■ REQUIRED WORK ■
Each entry, in full: copy it out exactly.

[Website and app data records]
--
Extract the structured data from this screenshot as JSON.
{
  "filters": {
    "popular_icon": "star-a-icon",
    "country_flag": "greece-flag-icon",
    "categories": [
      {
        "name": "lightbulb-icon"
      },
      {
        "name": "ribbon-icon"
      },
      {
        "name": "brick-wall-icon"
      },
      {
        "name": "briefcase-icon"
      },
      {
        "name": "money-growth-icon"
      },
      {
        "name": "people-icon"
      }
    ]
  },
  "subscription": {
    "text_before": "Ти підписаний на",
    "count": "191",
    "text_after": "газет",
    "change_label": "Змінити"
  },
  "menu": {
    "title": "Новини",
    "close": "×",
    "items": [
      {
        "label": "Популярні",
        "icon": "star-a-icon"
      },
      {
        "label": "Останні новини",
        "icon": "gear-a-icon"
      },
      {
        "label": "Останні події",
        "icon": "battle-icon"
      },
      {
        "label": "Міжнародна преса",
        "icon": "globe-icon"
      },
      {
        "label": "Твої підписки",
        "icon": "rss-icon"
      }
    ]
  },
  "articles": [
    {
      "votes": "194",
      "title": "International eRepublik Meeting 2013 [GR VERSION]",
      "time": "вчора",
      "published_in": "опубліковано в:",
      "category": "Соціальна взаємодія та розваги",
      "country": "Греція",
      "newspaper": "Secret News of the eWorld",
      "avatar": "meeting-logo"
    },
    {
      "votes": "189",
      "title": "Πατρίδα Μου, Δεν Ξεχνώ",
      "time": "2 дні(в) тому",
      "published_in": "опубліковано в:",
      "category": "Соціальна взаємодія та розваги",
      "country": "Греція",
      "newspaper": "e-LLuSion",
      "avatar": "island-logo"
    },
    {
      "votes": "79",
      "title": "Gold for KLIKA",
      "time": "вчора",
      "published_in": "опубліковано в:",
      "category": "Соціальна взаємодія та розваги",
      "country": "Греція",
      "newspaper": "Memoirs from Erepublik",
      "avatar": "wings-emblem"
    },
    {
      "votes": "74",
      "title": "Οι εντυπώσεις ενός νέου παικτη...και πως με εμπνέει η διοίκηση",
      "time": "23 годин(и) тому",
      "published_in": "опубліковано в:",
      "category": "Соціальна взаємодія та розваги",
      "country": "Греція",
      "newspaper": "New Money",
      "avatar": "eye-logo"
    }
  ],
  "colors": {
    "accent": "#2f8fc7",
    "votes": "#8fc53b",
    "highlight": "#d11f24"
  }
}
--
■ ANSWER SPACE ■
Extract the structured data from this screenshot as JSON.
{
  "filters": {
    "popular_icon": "star-a-icon",
    "country_flag": "greece-flag-icon",
    "categories": [
      {
        "name": "lightbulb-icon"
      },
      {
        "name": "ribbon-icon"
      },
      {
        "name": "brick-wall-icon"
      },
      {
        "name": "briefcase-icon"
      },
      {
        "name": "money-growth-icon"
      },
      {
        "name": "people-icon"
      }
    ]
  },
  "subscription": {
    "text_before": "Ти підписаний на",
    "count": "191",
    "text_after": "газет",
    "change_label": "Змінити"
  },
  "menu": {
    "title": "Новини",
    "close": "×",
    "items": [
      {
        "label": "Популярні",
        "icon": "star-a-icon"
      },
      {
        "label": "Останні новини",
        "icon": "gear-a-icon"
      },
      {
        "label": "Останні події",
        "icon": "battle-icon"
      },
      {
        "label": "Міжнародна преса",
        "icon": "globe-icon"
      },
      {
        "label": "Твої підписки",
        "icon": "rss-icon"
      }
    ]
  },
  "articles": [
    {
      "votes": "194",
      "title": "International eRepublik Meeting 2013 [GR VERSION]",
      "time": "вчора",
      "published_in": "опубліковано в:",
      "category": "Соціальна взаємодія та розваги",
      "country": "Греція",
      "newspaper": "Secret News of the eWorld",
      "avatar": "meeting-logo"
    },
    {
      "votes": "189",
      "title": "Πατρίδα Μου, Δεν Ξεχνώ",
      "time": "2 дні(в) тому",
      "published_in": "опубліковано в:",
      "category": "Соціальна взаємодія та розваги",
      "country": "Греція",
      "newspaper": "e-LLuSion",
      "avatar": "island-logo"
    },
    {
      "votes": "79",
      "title": "Gold for KLIKA",
      "time": "вчора",
      "published_in": "опубліковано в:",
      "category": "Соціальна взаємодія та розваги",
      "country": "Греція",
      "newspaper": "Memoirs from Erepublik",
      "avatar": "wings-emblem"
    },
    {
      "votes": "74",
      "title": "Οι εντυπώσεις ενός νέου παικτη...και πως με εμπνέει η διοίκηση",
      "time": "23 годин(и) тому",
      "published_in": "опубліковано в:",
      "category": "Соціальна взаємодія та розваги",
      "country": "Греція",
      "newspaper": "New Money",
      "avatar": "eye-logo"
    }
  ],
  "colors": {
    "accent": "#2f8fc7",
    "votes": "#8fc53b",
    "highlight": "#d11f24"
  }
}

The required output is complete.